Studio 4°C is by far my favorite animation studio, sadly their release schedule can be quite erratic. Sometimes years go by without a single feature film released, then there are years we see a solid mix of anthologies and features. I'm always happy to watch a new film of theirs, Yusuke Hirota's Poupelle of Chimney Town [Eiga Entotsumachi no Puperu] was no exception. Though targeted at a younger audience, there is so much creativity on display here that it hardly matters. Fans of animation (not just anime) are sure to find plenty to love here.

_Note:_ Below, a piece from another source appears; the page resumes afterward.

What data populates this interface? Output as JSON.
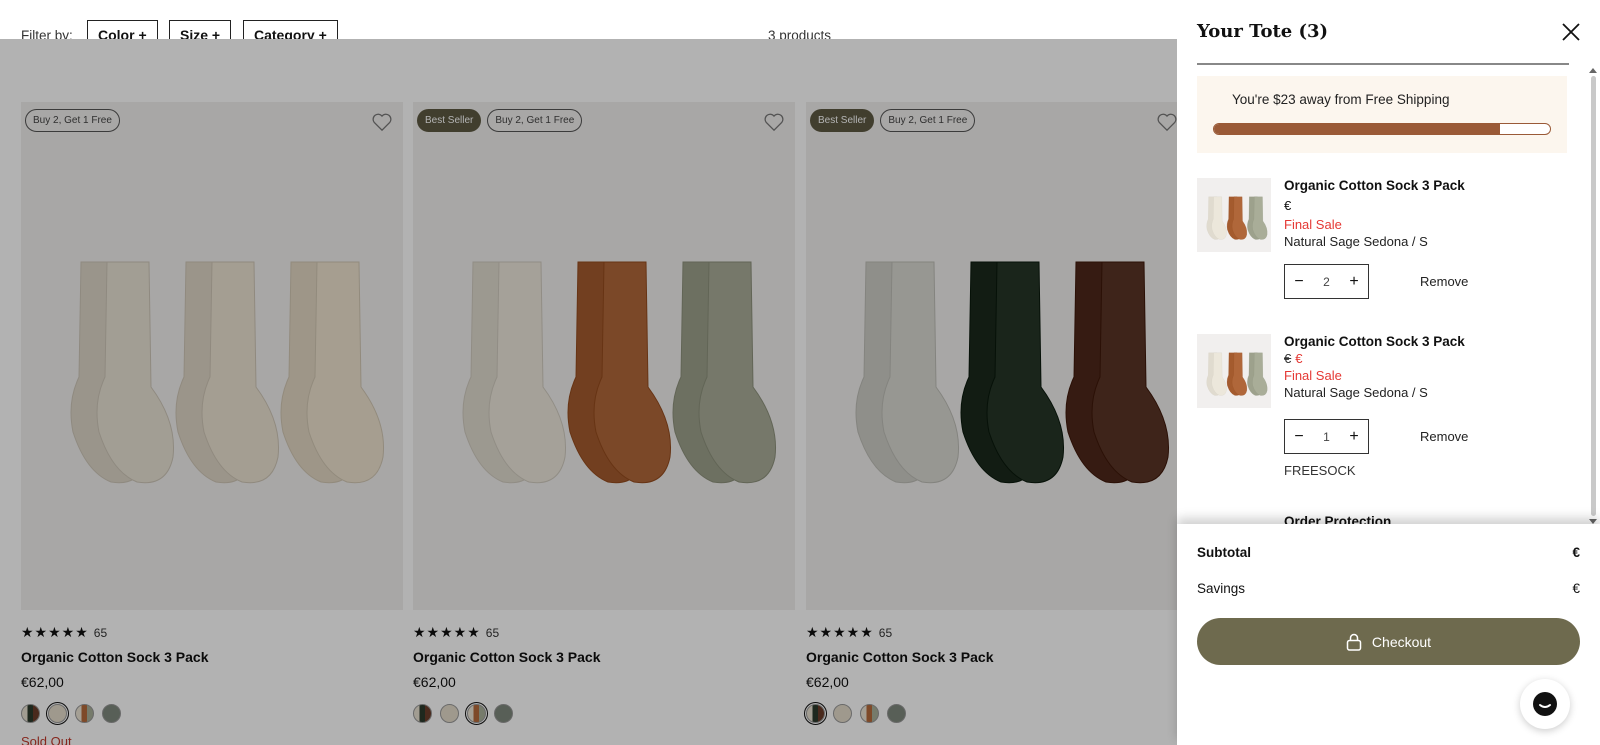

Koji Morimoto is one of the most gifted animators alive, so it's no surprise that the animation studio he founded is prone to deliver exceptional work. Studio 4°C doesn't have a definite signature, it favors experimentation and loves to give freedom to their animators, but their particular brand of dense and elaborate urban fantasy can't really be found anywhere else. Think Morimoto's Noiseman Sound Insect or Michael Arias' [url=/blog/tekon-kinkurito-review-michael-arias]Tekkonkintreet[/url], the main difference here is that Poupelle is aimed at a slightly younger audience.
The story feels like a spin on a traditional fairy tale, or a mix of familiar fairy tale tropes. It revolves around a magical ragtag creature trying to find its way in a strange world, looking for friendship and acceptance. The world of Poupelle too has lessons for its audience, as its bustling town is wrapped in darkness, forever engulfed by the smoke coming from its many chimneys. There's quite a lot to work through, and the film probably could've used a little extra time to unwrap all of its secrets, while still have enough room to explore and ogle at all the magic that is hidden inside this wondrous universe.
Lubicchi lost his father at a young age. His dad believed there was an expansive world worth exploring outside the town borders, but he was scoffed at by the other villagers. Lubicchi continues his dad's dream of finding out what lies behind the thick smog. He gets some unexpected help from Poupelle, a creature who came to be when a special crystal fell out of the sky and brought him to life. Poupelle is made up out of garbage, people don't want anything to do with him except for Lubicchi. The two become friends and start their journey to free the two from its smokey prison.
When Morimoto released Noiseman Sound Insect back in '97, he set some kind of impossible benchmark for cel shaded animation. Studio 4°C has built on and improved that particular look throughout the years, in Poupelle of Chimney Town we find another upgraded take that raises the bar yet again. It's difficult to properly do it justice without seeing it in motion, but there's an explosion of color and detail that is as far removed from that shiny, fake CG look as you could hope. There's somewhat of a disconnect between what the eyes see and what the brain knows to be computer-generated, and it's absolutely glorious. The art style is superb, the designs are lush and creative, and the animation quality is best in class. It should come as no surprise, but Studio 4°C delivers.
If the film has a weakness, it is the overly jolly and often J-Pop based soundtrack. Poupelle of Chimney Town has a couple of those "Japanese trailer songs" usually reserved for the credits (where they can be safely ignored) which it put bang in the middle of the film. I'm pretty certain it increases the film's appeal with its target audience, personally I found it rather distracting, as they didn't sit well with the broader atmosphere. At least the original dub is pretty great, sporting some very distinctive and memorable voice work. As always, highly preferable to whatever other dub options are found on a disc/streaming services, though people having trouble reading subs might want to think twice, considering the visual prowess on display.
Once the characters are introduced, the setting is clear and the goal is obvious, the film settles down and goes through rather predictable narrative motions. It's a bit disappointing for those expecting a film geared at a more mature audience, but I don't think Poupelle ever gave the impression it was anything but a film for younger children. It never feels like the story was deliberately being dumbed down or simplified, it's just not that challenging or surprising. Narratively that is, as the visual creativity remains exceptionally high throughout and should be more than enough to keep animation fans entertained.
Studio 4°C is a production house worth championing. They never take the easy route, they never settle for quick cash-ins or bland sequels. Instead, they offer young talent a platform to showcase their creativity. Poupelle of Chimney Town is one of the most visually impressive films I've ever watched, a joyful and creative fantastical adventure that should be able to capture the imagination of all who put in the effort. I'm not really sure why the film hasn't received more attention, as it is easily available for all to see, so there's really no excuse to skip this one.